Just some of the groups and people supporting the campaign
we are working on a UK map of local council policies and their clubs. Contact us if you'd like to help research this!
please feel free to send us news of strip clubs and their relicensing in your area.
Two clubs allowed to continue operating despite mass objection over years, including by MPs and police. Entire licensing policy currently being reviewed. Cheltenham
One licensed club shut due to delapidation. But town is a hot spot for 'pop up strip clubs'. These are perfectly legal, cannot be licensed and cannot be regulated.
More Info: The Times The Mail
Local Campaign: Cheltenham Fems
Decided that 4 was apparently an appropriate number of clubs and happily axed the 7 it originally had - despite being taken to court, unsuccessfullly by these clubs' operators. We suggest 4 is a very large number of venues. Leeds is also the only place in the UK that has introduced a 'red light tolerance zone' with disastrous consequences for local people and those in prostitution, including a murder of a woman in prostitution and two other suspected-related related murders.
Lap dancing deemed totally inappropriate and closed months after opening when a decision on its licensing could only be made retrospectively: Liverpool Echo
New application refused, town currently has 2.
Sheffield continues to license its one strip club, Spearmint Rhino, with private booths in a residential area next door to student accommodation despite having conceded 2 court cases that it has breached equality law and wrongfully dismissed objections over its licensing of strip clubs. Because of this it now has to review its entire licensing policy (currenlty set for 'no limit' on the number of clubs)... watch this space!
Is about to adopt exactly the same legislation as we already have in England and Wales, with all the same flaws.
London is of course the hub of the sex trade, including strip clubs:
Has 7 clubs despite a 'zero policy' because all pre-existing clubs were allowed to continue operating when strip club licensing policy was first introduced. (We believe this is a breach of both equality and licensing law). No Clubs are allowed private booths/areas. In 2018, Camden successfully challenged one club in the High Court to stop its private booths (we provided evidence to the Council and, together with pressure group Object, ran a protest and petition signed by over 1,000 peope). Of course, if the Council had abided by its own policy, this club woudn't exist and it wouldn't have had to spend £10,000s of tax payers money in the Courts challening it!

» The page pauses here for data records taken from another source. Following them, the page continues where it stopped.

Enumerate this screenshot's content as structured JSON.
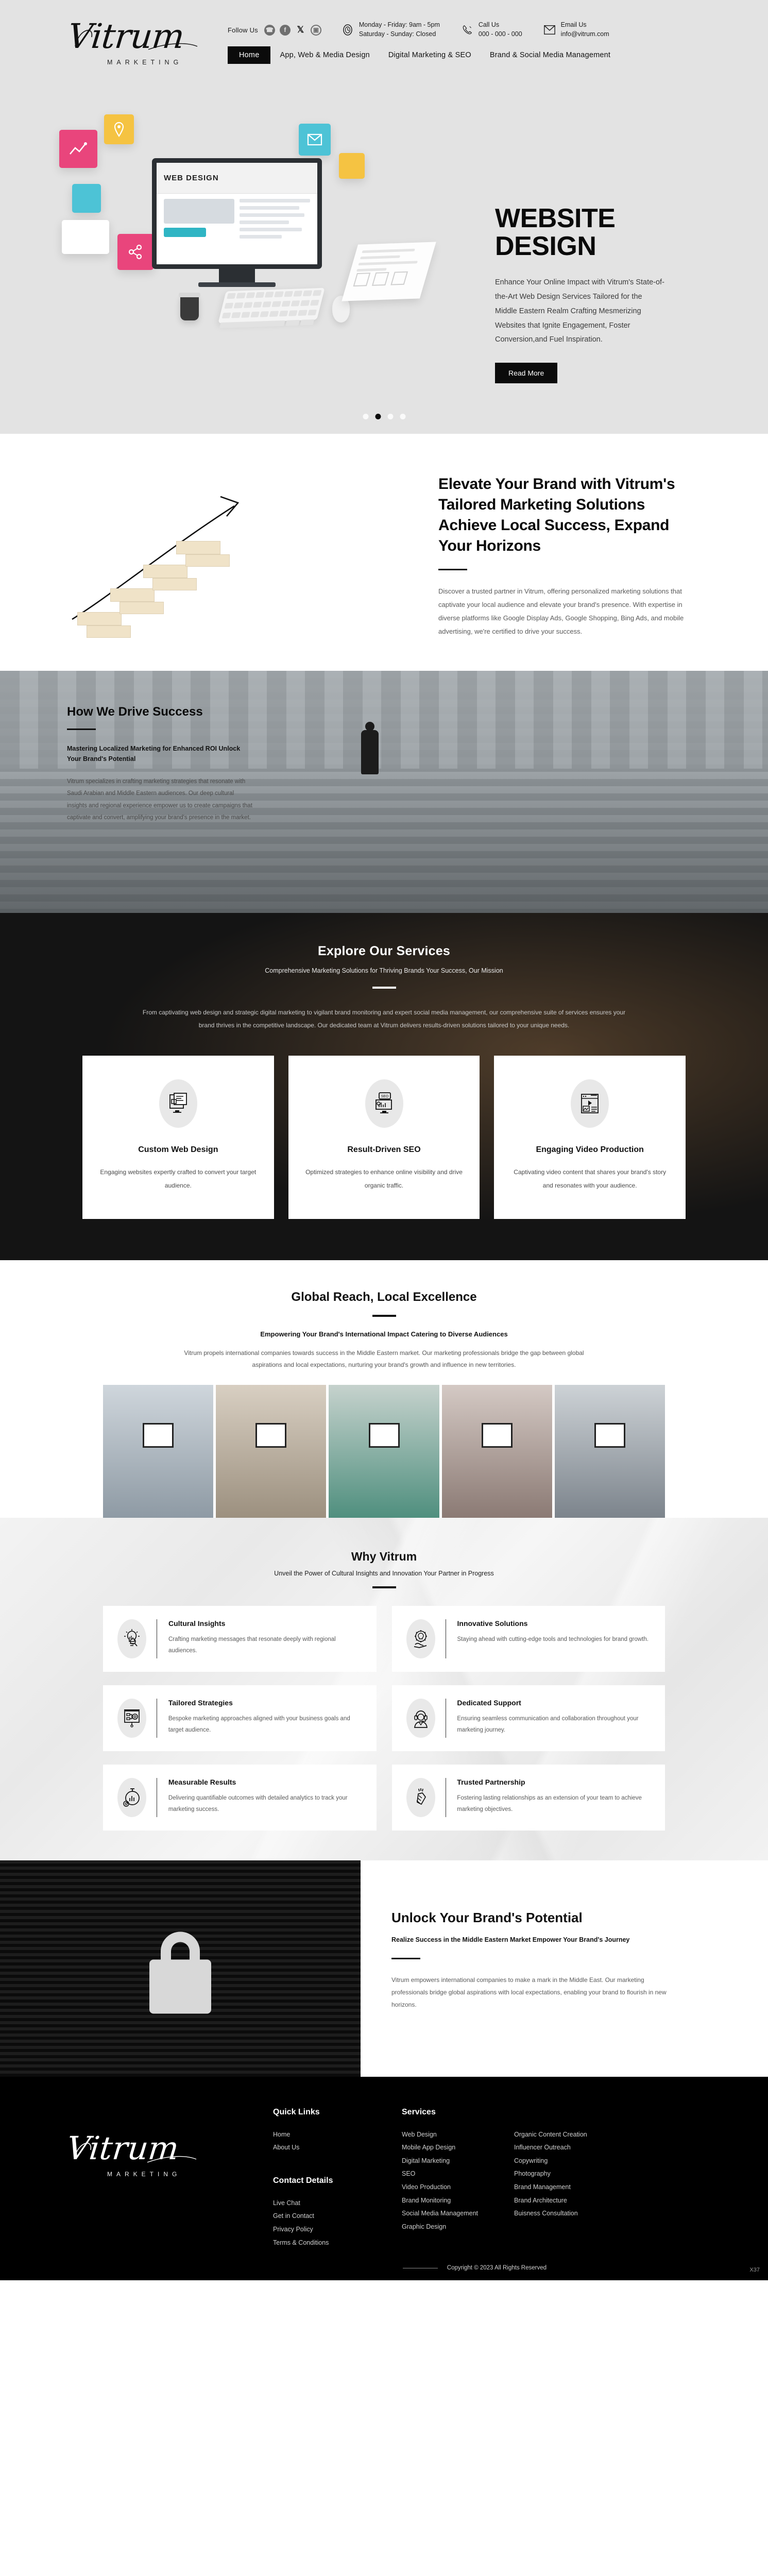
{
  "brand": {
    "name": "Vitrum",
    "tagline": "MARKETING"
  },
  "topbar": {
    "follow_label": "Follow Us",
    "social": [
      {
        "name": "whatsapp-icon",
        "glyph": "✆"
      },
      {
        "name": "facebook-icon",
        "glyph": "f"
      },
      {
        "name": "x-twitter-icon",
        "glyph": "✕"
      },
      {
        "name": "instagram-icon",
        "glyph": "▢"
      }
    ],
    "hours": {
      "icon": "clock-icon",
      "line1": "Monday - Friday: 9am - 5pm",
      "line2": "Saturday - Sunday: Closed"
    },
    "call": {
      "icon": "phone-icon",
      "label": "Call Us",
      "value": "000 - 000 - 000"
    },
    "email": {
      "icon": "envelope-icon",
      "label": "Email Us",
      "value": "info@vitrum.com"
    }
  },
  "nav": {
    "items": [
      {
        "label": "Home",
        "active": true
      },
      {
        "label": "App, Web & Media Design",
        "active": false
      },
      {
        "label": "Digital Marketing & SEO",
        "active": false
      },
      {
        "label": "Brand & Social Media Management",
        "active": false
      }
    ]
  },
  "hero": {
    "title_line1": "WEBSITE",
    "title_line2": "DESIGN",
    "paragraph": "Enhance Your Online Impact with Vitrum's State-of-the-Art Web Design Services Tailored for the Middle Eastern Realm Crafting Mesmerizing Websites that Ignite Engagement, Foster Conversion,and Fuel Inspiration.",
    "cta": "Read More",
    "screen_label": "WEB DESIGN",
    "dots_total": 4,
    "dot_active_index": 1
  },
  "elevate": {
    "heading": "Elevate Your Brand with Vitrum's Tailored Marketing Solutions Achieve Local Success, Expand Your Horizons",
    "paragraph": "Discover a trusted partner in Vitrum, offering personalized marketing solutions that captivate your local audience and elevate your brand's presence. With expertise in diverse platforms like Google Display Ads, Google Shopping, Bing Ads, and mobile advertising, we're certified to drive your success."
  },
  "drive": {
    "heading": "How We Drive Success",
    "subheading": "Mastering Localized Marketing for Enhanced ROI Unlock Your Brand's Potential",
    "paragraph": "Vitrum specializes in crafting marketing strategies that resonate with Saudi Arabian and Middle Eastern audiences. Our deep cultural insights and regional experience empower us to create campaigns that captivate and convert, amplifying your brand's presence in the market."
  },
  "services": {
    "heading": "Explore Our Services",
    "subheading": "Comprehensive Marketing Solutions for Thriving Brands Your Success, Our Mission",
    "paragraph": "From captivating web design and strategic digital marketing to vigilant brand monitoring and expert social media management, our comprehensive suite of services ensures your brand thrives in the competitive landscape. Our dedicated team at Vitrum delivers results-driven solutions tailored to your unique needs.",
    "cards": [
      {
        "icon": "web-design-monitor-icon",
        "title": "Custom Web Design",
        "text": "Engaging websites expertly crafted to convert your target audience."
      },
      {
        "icon": "seo-monitor-icon",
        "title": "Result-Driven SEO",
        "text": "Optimized strategies to enhance online visibility and drive organic traffic."
      },
      {
        "icon": "video-player-icon",
        "title": "Engaging Video Production",
        "text": "Captivating video content that shares your brand's story and resonates with your audience."
      }
    ]
  },
  "global": {
    "heading": "Global Reach, Local Excellence",
    "subheading": "Empowering Your Brand's International Impact Catering to Diverse Audiences",
    "paragraph": "Vitrum propels international companies towards success in the Middle Eastern market. Our marketing professionals bridge the gap between global aspirations and local expectations, nurturing your brand's growth and influence in new territories."
  },
  "why": {
    "heading": "Why Vitrum",
    "subheading": "Unveil the Power of Cultural Insights and Innovation Your Partner in Progress",
    "cards": [
      {
        "icon": "lightbulb-magnifier-icon",
        "title": "Cultural Insights",
        "text": "Crafting marketing messages that resonate deeply with regional audiences."
      },
      {
        "icon": "gear-lightbulb-hand-icon",
        "title": "Innovative Solutions",
        "text": "Staying ahead with cutting-edge tools and technologies for brand growth."
      },
      {
        "icon": "presentation-gear-icon",
        "title": "Tailored Strategies",
        "text": "Bespoke marketing approaches aligned with your business goals and target audience."
      },
      {
        "icon": "headset-agent-icon",
        "title": "Dedicated Support",
        "text": "Ensuring seamless communication and collaboration throughout your marketing journey."
      },
      {
        "icon": "stopwatch-chart-icon",
        "title": "Measurable Results",
        "text": "Delivering quantifiable outcomes with detailed analytics to track your marketing success."
      },
      {
        "icon": "handshake-icon",
        "title": "Trusted Partnership",
        "text": "Fostering lasting relationships as an extension of your team to achieve marketing objectives."
      }
    ]
  },
  "unlock": {
    "heading": "Unlock Your Brand's Potential",
    "subheading": "Realize Success in the Middle Eastern Market Empower Your Brand's Journey",
    "paragraph": "Vitrum empowers international companies to make a mark in the Middle East. Our marketing professionals bridge global aspirations with local expectations, enabling your brand to flourish in new horizons."
  },
  "footer": {
    "quick_links_head": "Quick Links",
    "quick_links": [
      "Home",
      "About Us"
    ],
    "contact_head": "Contact Details",
    "contact_links": [
      "Live Chat",
      "Get in Contact",
      "Privacy Policy",
      "Terms & Conditions"
    ],
    "services_head": "Services",
    "services_col1": [
      "Web Design",
      "Mobile App Design",
      "Digital Marketing",
      "SEO",
      "Video Production",
      "Brand Monitoring",
      "Social Media Management",
      "Graphic Design"
    ],
    "services_col2": [
      "Organic Content Creation",
      "Influencer Outreach",
      "Copywriting",
      "Photography",
      "Brand Management",
      "Brand Architecture",
      "Buisness Consultation"
    ],
    "copyright": "Copyright © 2023 All Rights Reserved",
    "build_tag": "X37"
  },
  "colors": {
    "accent": "#000000",
    "page_bg": "#ffffff",
    "topbar_bg": "#e3e3e3",
    "dark": "#111111"
  }
}
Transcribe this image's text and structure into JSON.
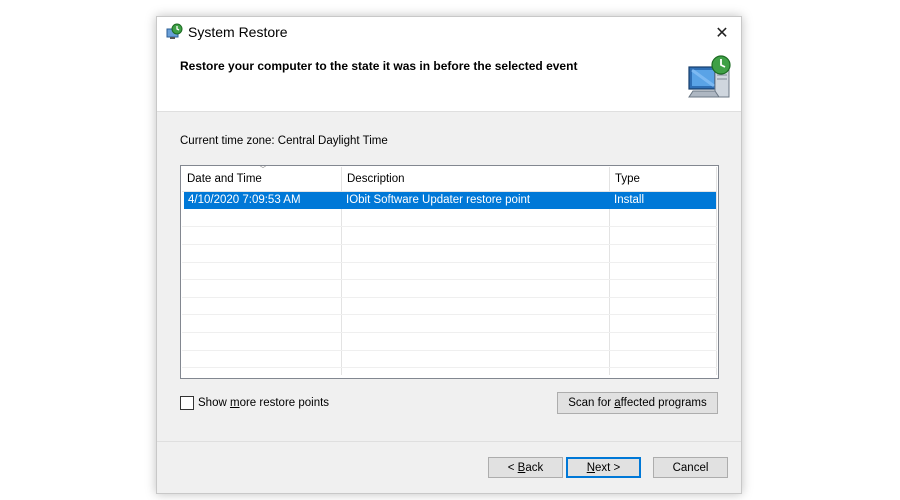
{
  "window": {
    "title": "System Restore",
    "headline": "Restore your computer to the state it was in before the selected event"
  },
  "timezone_label": "Current time zone: Central Daylight Time",
  "table": {
    "columns": [
      "Date and Time",
      "Description",
      "Type"
    ],
    "rows": [
      {
        "date": "4/10/2020 7:09:53 AM",
        "description": "IObit Software Updater restore point",
        "type": "Install",
        "selected": true
      }
    ]
  },
  "checkbox": {
    "label_pre": "Show ",
    "label_accel": "m",
    "label_post": "ore restore points",
    "checked": false
  },
  "buttons": {
    "scan": {
      "pre": "Scan for ",
      "accel": "a",
      "post": "ffected programs"
    },
    "back": {
      "pre": "< ",
      "accel": "B",
      "post": "ack"
    },
    "next": {
      "pre": "",
      "accel": "N",
      "post": "ext >"
    },
    "cancel": "Cancel"
  },
  "colors": {
    "selection": "#0078d7",
    "dialog_bg": "#f0f0f0",
    "header_bg": "#ffffff"
  },
  "icons": {
    "title": "system-restore-icon",
    "hero": "system-restore-computer-icon",
    "close": "close-icon"
  }
}
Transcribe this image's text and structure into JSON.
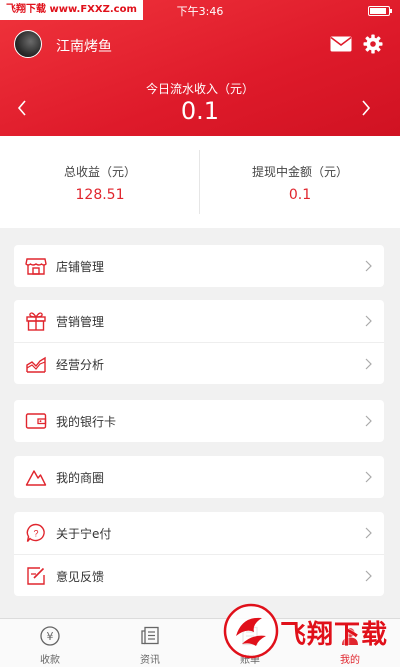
{
  "status_bar": {
    "time": "下午3:46",
    "watermark_left": "飞翔下载 www.FXXZ.com"
  },
  "header": {
    "shop_name": "江南烤鱼",
    "income_label": "今日流水收入（元）",
    "income_value": "0.1"
  },
  "stats": {
    "total_label": "总收益（元）",
    "total_value": "128.51",
    "withdraw_label": "提现中金额（元）",
    "withdraw_value": "0.1"
  },
  "menu": {
    "store": "店铺管理",
    "marketing": "营销管理",
    "analysis": "经营分析",
    "bank_card": "我的银行卡",
    "business_circle": "我的商圈",
    "about": "关于宁e付",
    "feedback": "意见反馈"
  },
  "tabs": {
    "collect": "收款",
    "news": "资讯",
    "bill": "账单",
    "mine": "我的"
  },
  "watermark": {
    "brand": "飞翔下载"
  },
  "colors": {
    "accent": "#e0262e",
    "header_red": "#de1a2a",
    "background": "#f1f1f1"
  }
}
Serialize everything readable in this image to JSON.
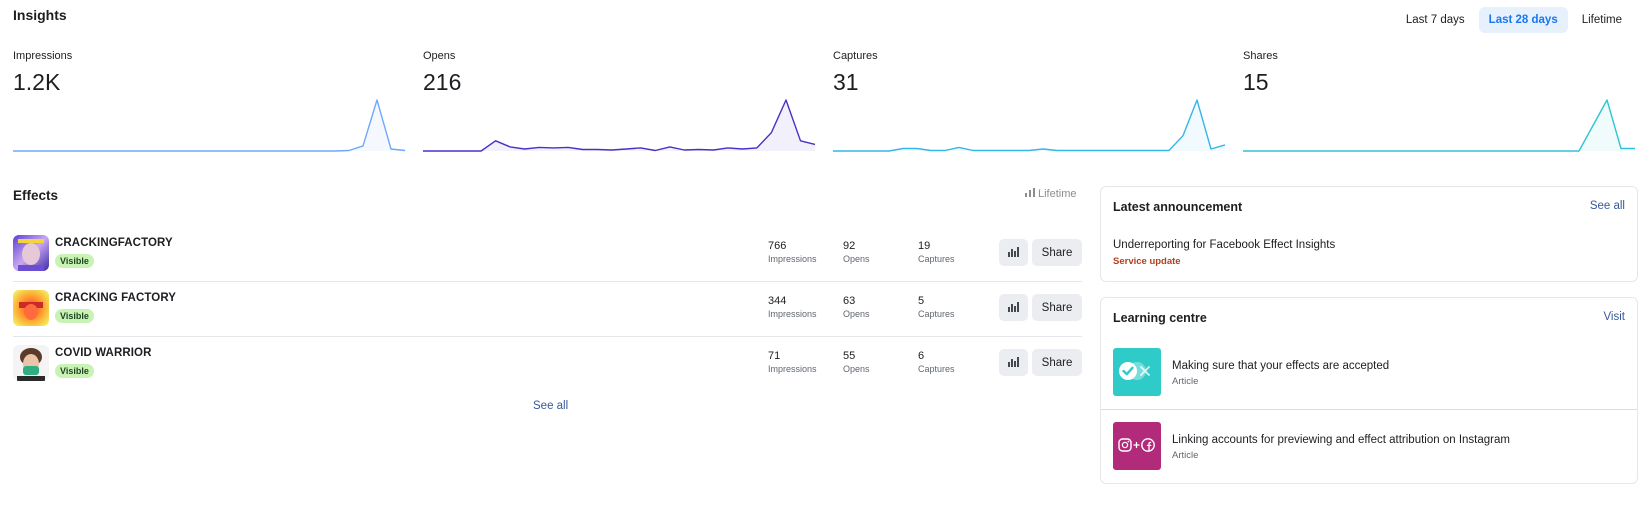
{
  "header": {
    "title": "Insights",
    "ranges": [
      {
        "label": "Last 7 days",
        "active": false
      },
      {
        "label": "Last 28 days",
        "active": true
      },
      {
        "label": "Lifetime",
        "active": false
      }
    ]
  },
  "metrics": [
    {
      "label": "Impressions",
      "value": "1.2K",
      "color": "#6ea8fe",
      "trend": [
        0,
        0,
        0,
        0,
        0,
        0,
        0,
        0,
        0,
        0,
        0,
        0,
        0,
        0,
        0,
        0,
        0,
        0,
        0,
        0,
        0,
        0,
        0,
        0,
        1,
        10,
        100,
        4,
        1
      ]
    },
    {
      "label": "Opens",
      "value": "216",
      "color": "#4a2fc9",
      "trend": [
        0,
        0,
        0,
        0,
        0,
        20,
        8,
        4,
        7,
        6,
        7,
        3,
        3,
        2,
        4,
        6,
        1,
        8,
        2,
        3,
        2,
        6,
        4,
        6,
        36,
        100,
        20,
        13
      ]
    },
    {
      "label": "Captures",
      "value": "31",
      "color": "#35b5ea",
      "trend": [
        0,
        0,
        0,
        0,
        0,
        5,
        5,
        1,
        1,
        7,
        1,
        1,
        1,
        1,
        1,
        4,
        1,
        1,
        1,
        1,
        1,
        1,
        1,
        1,
        1,
        30,
        100,
        4,
        12
      ]
    },
    {
      "label": "Shares",
      "value": "15",
      "color": "#2fc4d4",
      "trend": [
        0,
        0,
        0,
        0,
        0,
        0,
        0,
        0,
        0,
        0,
        0,
        0,
        0,
        0,
        0,
        0,
        0,
        0,
        0,
        0,
        0,
        0,
        0,
        0,
        0,
        50,
        100,
        5,
        5
      ]
    }
  ],
  "effects": {
    "title": "Effects",
    "period": "Lifetime",
    "stat_labels": {
      "impressions": "Impressions",
      "opens": "Opens",
      "captures": "Captures"
    },
    "share_label": "Share",
    "see_all": "See all",
    "items": [
      {
        "name": "CRACKINGFACTORY",
        "status": "Visible",
        "impressions": "766",
        "opens": "92",
        "captures": "19"
      },
      {
        "name": "CRACKING FACTORY",
        "status": "Visible",
        "impressions": "344",
        "opens": "63",
        "captures": "5"
      },
      {
        "name": "COVID WARRIOR",
        "status": "Visible",
        "impressions": "71",
        "opens": "55",
        "captures": "6"
      }
    ]
  },
  "announcement": {
    "title": "Latest announcement",
    "link": "See all",
    "headline": "Underreporting for Facebook Effect Insights",
    "tag": "Service update"
  },
  "learning": {
    "title": "Learning centre",
    "link": "Visit",
    "items": [
      {
        "title": "Making sure that your effects are accepted",
        "type": "Article",
        "color": "#2ecbc8"
      },
      {
        "title": "Linking accounts for previewing and effect attribution on Instagram",
        "type": "Article",
        "color": "#b22a7a"
      }
    ]
  }
}
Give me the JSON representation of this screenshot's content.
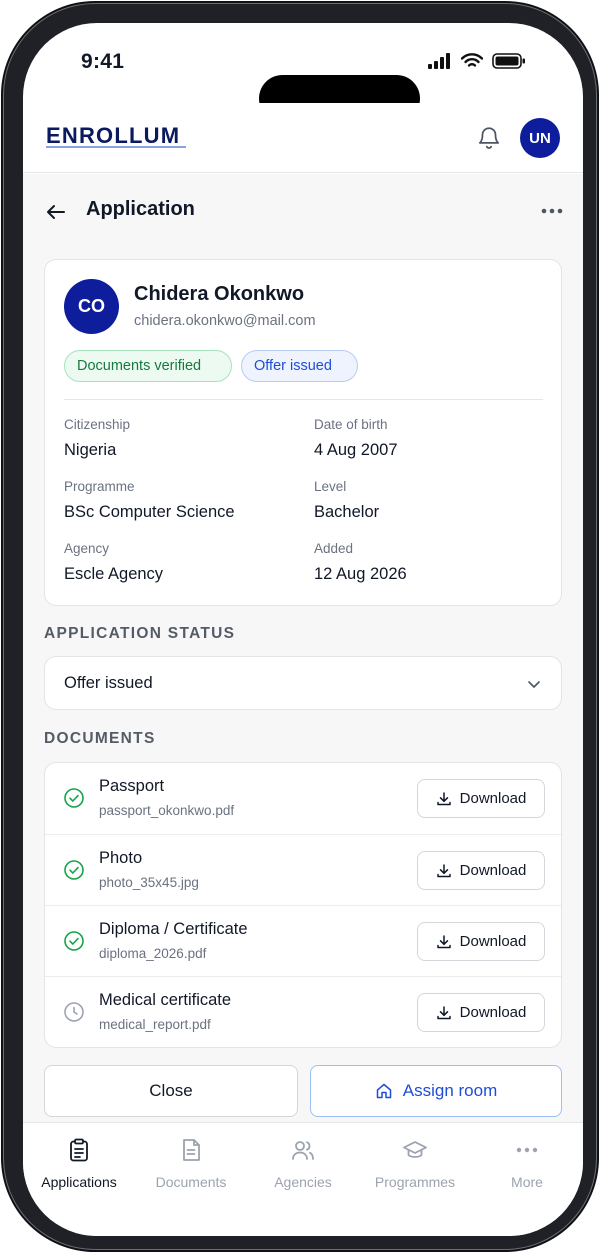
{
  "status_bar": {
    "time": "9:41"
  },
  "header": {
    "logo_text": "ENROLLUM",
    "user_initials": "UN"
  },
  "page": {
    "title": "Application"
  },
  "applicant": {
    "initials": "CO",
    "name": "Chidera Okonkwo",
    "email": "chidera.okonkwo@mail.com",
    "badges": [
      {
        "label": "Documents verified",
        "tone": "green"
      },
      {
        "label": "Offer issued",
        "tone": "blue"
      }
    ],
    "fields": [
      {
        "label": "Citizenship",
        "value": "Nigeria"
      },
      {
        "label": "Date of birth",
        "value": "4 Aug 2007"
      },
      {
        "label": "Programme",
        "value": "BSc Computer Science"
      },
      {
        "label": "Level",
        "value": "Bachelor"
      },
      {
        "label": "Agency",
        "value": "Escle Agency"
      },
      {
        "label": "Added",
        "value": "12 Aug 2026"
      }
    ]
  },
  "application_status": {
    "section_label": "APPLICATION STATUS",
    "selected": "Offer issued"
  },
  "documents": {
    "section_label": "DOCUMENTS",
    "download_label": "Download",
    "items": [
      {
        "name": "Passport",
        "file": "passport_okonkwo.pdf",
        "state": "verified",
        "icon": "check-circle-icon"
      },
      {
        "name": "Photo",
        "file": "photo_35x45.jpg",
        "state": "verified",
        "icon": "check-circle-icon"
      },
      {
        "name": "Diploma / Certificate",
        "file": "diploma_2026.pdf",
        "state": "verified",
        "icon": "check-circle-icon"
      },
      {
        "name": "Medical certificate",
        "file": "medical_report.pdf",
        "state": "pending",
        "icon": "clock-icon"
      }
    ]
  },
  "actions": {
    "close_label": "Close",
    "assign_label": "Assign room"
  },
  "bottom_nav": [
    {
      "label": "Applications",
      "icon": "clipboard-icon",
      "active": true
    },
    {
      "label": "Documents",
      "icon": "document-icon",
      "active": false
    },
    {
      "label": "Agencies",
      "icon": "users-icon",
      "active": false
    },
    {
      "label": "Programmes",
      "icon": "graduation-cap-icon",
      "active": false
    },
    {
      "label": "More",
      "icon": "more-dots-icon",
      "active": false
    }
  ],
  "colors": {
    "brand": "#0d1d9c",
    "accent": "#1d4ed8",
    "success": "#16a34a",
    "muted": "#6b7280"
  }
}
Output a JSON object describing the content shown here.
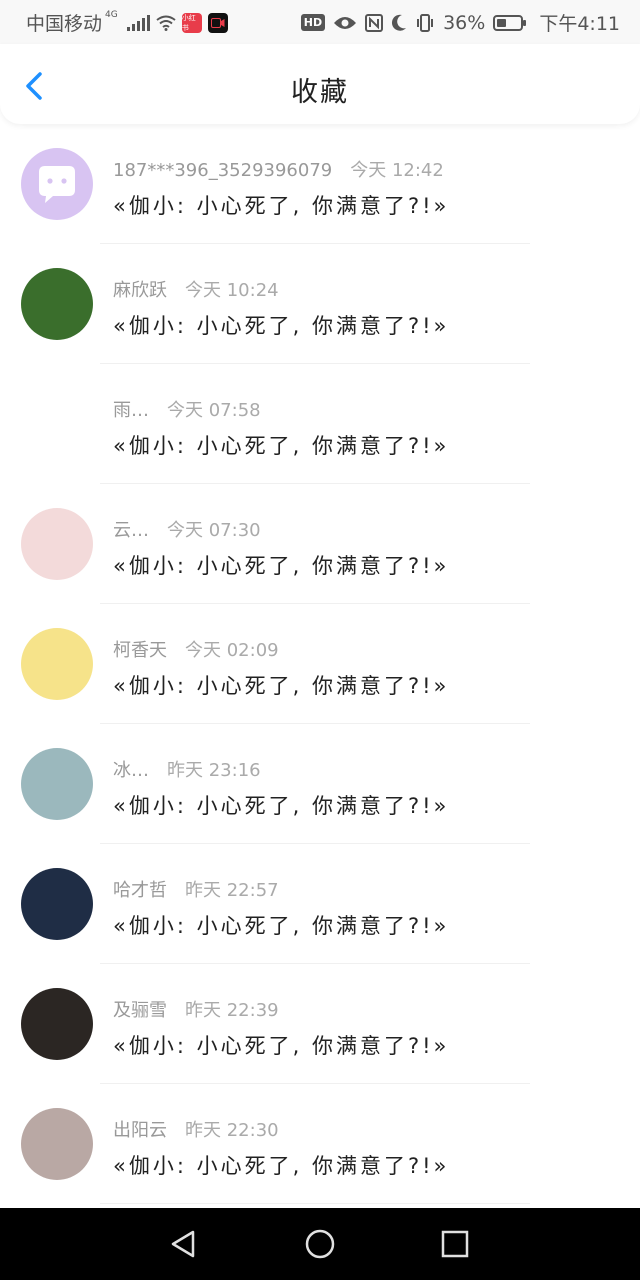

Tower Hamlets and Hackney
Like Camden these introduced a 'zero' policy but allowed all pre-exising clubs to continue operating, even though they were desperate to get rid of the industy at the time 'strip club' licensing was introduced! If the Councils are fearful of legal action by clubs if licenses are refused they shouldn't be. There has never been a successful case taken against a Council by a strip club operator!
Has a staggering 25 sex establishments (eg sex shops and sex cinemas) and 12 strip clubs in just one small area of the borough! How can that possibly be in keeping with the Council's legal duty to work towards eliminating harassment, discrimination and victimisation of women?